“Unlike the president's previous speech at the Sorbonne in 2017, this address seemed to be aimed more at Europe's leaders than at its citizens. To warn them that the status quo is not an option: either you change or you die. And it is clear from his speech how much he aspires to play the leading role in bringing this change about: the leader who shows the way to a different trade policy, an economy endowed with a doubled budget and a Europe with a stronger defence (with French nuclear arms).”

Handelsblatt (DE) /

If only Berlin were this ambitious

At least when it comes to analysing the situation, Macron is closer to reality than the German government, writes Gregor Waschinski, France correspondent for Handelsblatt:

“They still don't really want to admit how much the future of Europe, and therefore also their own country, is at stake right now. ... Not all of Macron's plans for a 'Europe of strength' are well thought out. A European monetary policy reform that expands the ECB's mandate to include growth and climate targets would create more problems than solutions. However, the president has clearly recognised the challenges of the 21st century - and is also willing to draw the consequences and act. Such levels of ambition are lacking in Berlin.”

Die Presse (AT) /

His own worst enemy

Macron's call for more European cooperation is based on his own budgetary problems, writes Die Presse:

“Finance Minister Bruno Le Maire needs to make cutbacks of more than 20 billion euros within two years, otherwise the Maastricht criteria will not be met. We must see Macron's demand that the European Central Bank not only fight inflation, but also be given 'a growth target, or even a decarbonisation target' against the backdrop of the French budget crisis. The central bank financing budgets? This should set alarm bells ringing, and not just at the Bundesbank. So once again we see: Macron is the biggest enemy of his own good ideas.”

Libération (FR) /

No effective policies without effective institutions

Macron's speech failed to address certain key aspects, Libération's Europe correspondent Jean Quatremer puts in:

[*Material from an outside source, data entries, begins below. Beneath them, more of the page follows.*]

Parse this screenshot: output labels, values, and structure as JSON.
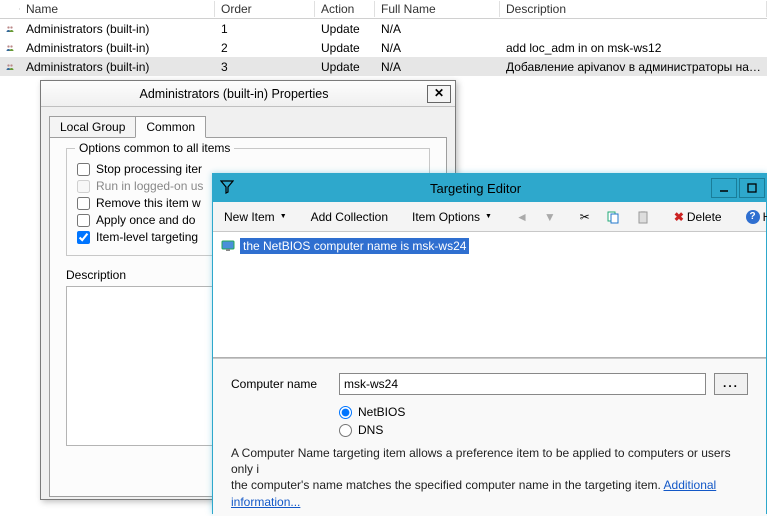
{
  "list": {
    "headers": {
      "name": "Name",
      "order": "Order",
      "action": "Action",
      "full": "Full Name",
      "desc": "Description"
    },
    "rows": [
      {
        "name": "Administrators (built-in)",
        "order": "1",
        "action": "Update",
        "full": "N/A",
        "desc": ""
      },
      {
        "name": "Administrators (built-in)",
        "order": "2",
        "action": "Update",
        "full": "N/A",
        "desc": "add loc_adm           in on msk-ws12"
      },
      {
        "name": "Administrators (built-in)",
        "order": "3",
        "action": "Update",
        "full": "N/A",
        "desc": "Добавление apivanov в администраторы на комп…"
      }
    ]
  },
  "props": {
    "title": "Administrators (built-in) Properties",
    "tabs": {
      "local": "Local Group",
      "common": "Common"
    },
    "group_title": "Options common to all items",
    "opts": {
      "stop": "Stop processing iter",
      "run": "Run in logged-on us",
      "remove": "Remove this item w",
      "apply": "Apply once and do",
      "target": "Item-level targeting"
    },
    "desc_label": "Description"
  },
  "te": {
    "title": "Targeting Editor",
    "toolbar": {
      "newitem": "New Item",
      "addcoll": "Add Collection",
      "itemopt": "Item Options",
      "delete": "Delete",
      "help": "Help"
    },
    "tree_item": "the NetBIOS computer name is msk-ws24",
    "form": {
      "label": "Computer name",
      "value": "msk-ws24",
      "r_netbios": "NetBIOS",
      "r_dns": "DNS"
    },
    "desc1": "A Computer Name targeting item allows a preference item to be applied to computers or users only i",
    "desc2": "the computer's name matches the specified computer name in the targeting item.  ",
    "link": "Additional information..."
  }
}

“It is also striking that he left out two essential dimensions in his comments on EU policy: the upcoming enlargement, which will profoundly change the EU, and institutional reform. Without effective institutions to implement the policies he is proposing, nothing will happen... This shows the limits of Emmanuel Macron's European commitment: he wants a Gaullist Europe, i.e. one that is intergovernmental and, above all, not federal.”